1. 34
  1.  

  2. 24

    The title is a little misleading. The author is not against adblocking in the abstract, but is against Adblock Plus, a specific adblocker.

    1. 2

      I think that was done on purpose, because the title wouldn’t have made sense otherwise. For me personally it is click-baity but definitely more tolerable and enjoyable than the standard clickbait titles one sees on the internet.

      1. -2

        The title capitalizes Adblock, which makes it pretty clear that it’s talking about a specific product.

        1. 21

          It wasn’t clear to me. All the other words in the title are capitalized, and “adblock” without qualification usually refers to all extensions which block ads.

          1. 13

            The title capitalizes all of the words. It’s in title case.

            1. 10

              That’s The Most Annoying Thing When Reading American Websites Online

              1. 0

                Americans are the only people on the planet who don’t adhere to your capitalization rules?

                1. 0

                  As far as I know, yes. British, French, Spanish and Portuguese-language sites don’t capitalize everything and it’s such smooth sailing.

        2. 7

          This whole “adblocker selling ad views” cluster fuck is why I like Apple/Safari’s approach.

          If you have to worry about how much memory each adblocker uses, and which ads they whitelist or whether they sell your private browsing data, you’ve already lost.

          1. 3

            What is Apple/Safari’s approach? How does it differ from Firefox extensions?

            1. 7

              As @geocar says: safari content blockers are basically JSON arrays of rules: block URL, whitelist URL, hide Element (using CSS selectors) or recently, force HTTPS for URL.

              The app provides this JSON (either from a static file in it’s app bundle, or a generated list via app options) to Safari, and Safari itself does the blocking.

              The blocker knows nothing about what you visit, you can combine content blockers, etc.
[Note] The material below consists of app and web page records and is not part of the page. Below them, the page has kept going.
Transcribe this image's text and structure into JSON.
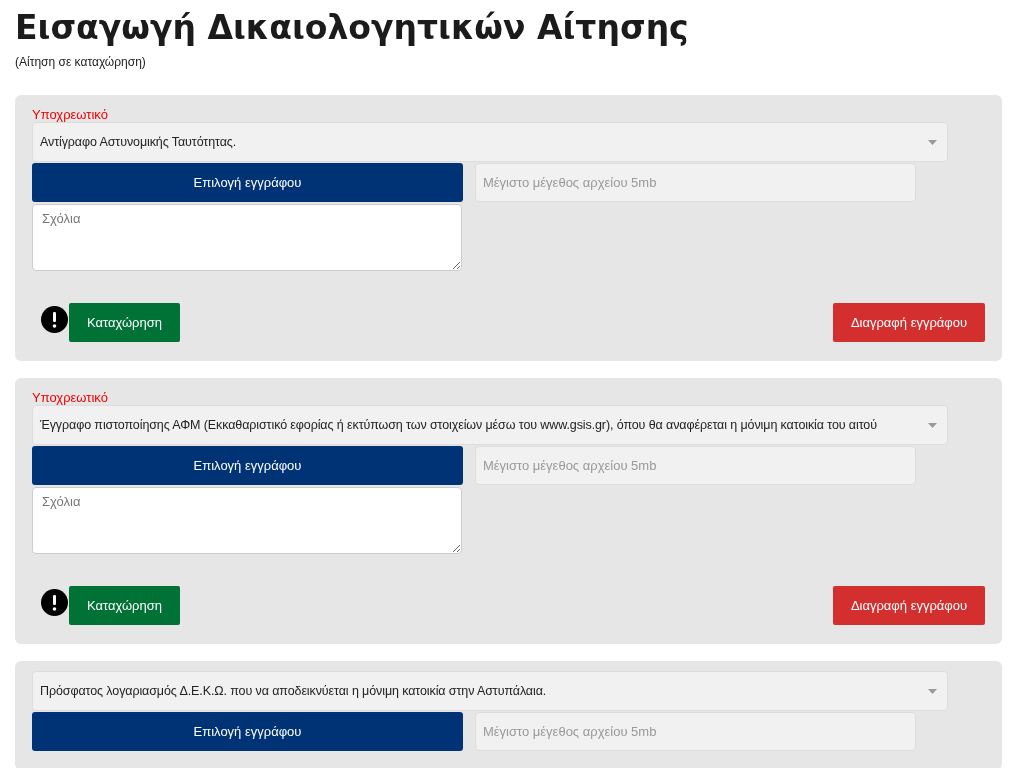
{
  "title": "Εισαγωγή Δικαιολογητικών Αίτησης",
  "subtitle": "(Αίτηση σε καταχώρηση)",
  "documents": [
    {
      "required_label": "Υποχρεωτικό",
      "document_type": "Αντίγραφο Αστυνομικής Ταυτότητας.",
      "choose_button": "Επιλογή εγγράφου",
      "file_placeholder": "Μέγιστο μέγεθος αρχείου 5mb",
      "comments_placeholder": "Σχόλια",
      "submit_button": "Καταχώρηση",
      "delete_button": "Διαγραφή εγγράφου"
    },
    {
      "required_label": "Υποχρεωτικό",
      "document_type": "Έγγραφο πιστοποίησης ΑΦΜ (Εκκαθαριστικό εφορίας ή εκτύπωση των στοιχείων μέσω του www.gsis.gr), όπου θα αναφέρεται η μόνιμη κατοικία του αιτού",
      "choose_button": "Επιλογή εγγράφου",
      "file_placeholder": "Μέγιστο μέγεθος αρχείου 5mb",
      "comments_placeholder": "Σχόλια",
      "submit_button": "Καταχώρηση",
      "delete_button": "Διαγραφή εγγράφου"
    },
    {
      "document_type": "Πρόσφατος λογαριασμός Δ.Ε.Κ.Ω. που να αποδεικνύεται η μόνιμη κατοικία στην Αστυπάλαια.",
      "choose_button": "Επιλογή εγγράφου",
      "file_placeholder": "Μέγιστο μέγεθος αρχείου 5mb"
    }
  ]
}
              While a content-blocker using app could have it’s own “approved ads” that it doesn’t block, theres no longer any issue about “Blocker X is the most memory efficient but it also allows Ads from CrappyCorp”, because the blocking is all done by Safari itself, so the content blockers are on an even playing field in terms of performance/features of what can be blocked/hidden. While there are some inefficient ways to write Content Blocker rules, Apple has pretty good docs about how to write good rules (i.e. mostly its about writing optimised RegEx queries to match domains/paths).

              Apps like 1Blocker also allow user-written custom rules (using the same basic syntax as raw Content Blocker rule sets) so you can customise what you block, using the same performance advice from Apple’s docs.

              1. 3

                What are some Safari (for macOS) extensions that use the Content Blocker API? The only one I found that was sort of usable was AdGuard, but I’d like to try something else.

                1. 2

                  I use 1blocker on both ios and macOS. With iCloud syncing and custom rule sets it’s pretty great.

                  (Not affiliated at all with 1blocker developer)

                  1. 1

                    Thanks, I’ll try it out.

              2. 4

                Safari Content Blockers aren’t allowed to inject scripts into your page, or otherwise track how many (or which) pages you visit.

              3. 3

                IE actually did this model - it had “tracking protection lists” that the browser itself applied. EasyList and others were translated to that format; and the browser did the blocking itself. (Unfortunately, they didn’t add that to Edge, but it at least supports WebExtensions to use a “normal” adblocker…)

              4. 4

                In terms of desktop adblocking and tracking blocking solutions, I use uBlock Origin, Privacy Badger, and this hosts file.

                1. 4

                  I like the technique in general but often have local stuff listening on various ports. I wish there was a well-known ‘/dev/null’ IP address which these could be routed to … a tiny daemon could then return a protocol-appropriate NAK immediately and log the attempt.

                  1. 1

                    Rather than 127.0.0.1, could you just route to something on your LAN that doesn’t exist?

                  2. 3

                    I use uBlock Origin as well, works like a charm! Just have to disable font blocking on a few pages for them to be readable.

                  3. 5

                    TLDR:

                    Since then, the other partner Chris AlJoudi (who owns uBlock) has made some questionable decisions.

                    Long story short, use uBlock Origin, NOT uBlock. uBlock Origin has no association with uBlock.org.

                    1. 8

                      Except that the article is mainly talking about AdBlock and Adblock Plus, not uBlock. It mentions the uBlock shenanigans only in passing. So not a TLDR.

                      1. 2

                        I figured the AdBlock (Plus) shenanigans are very old news and fairly well known. shrug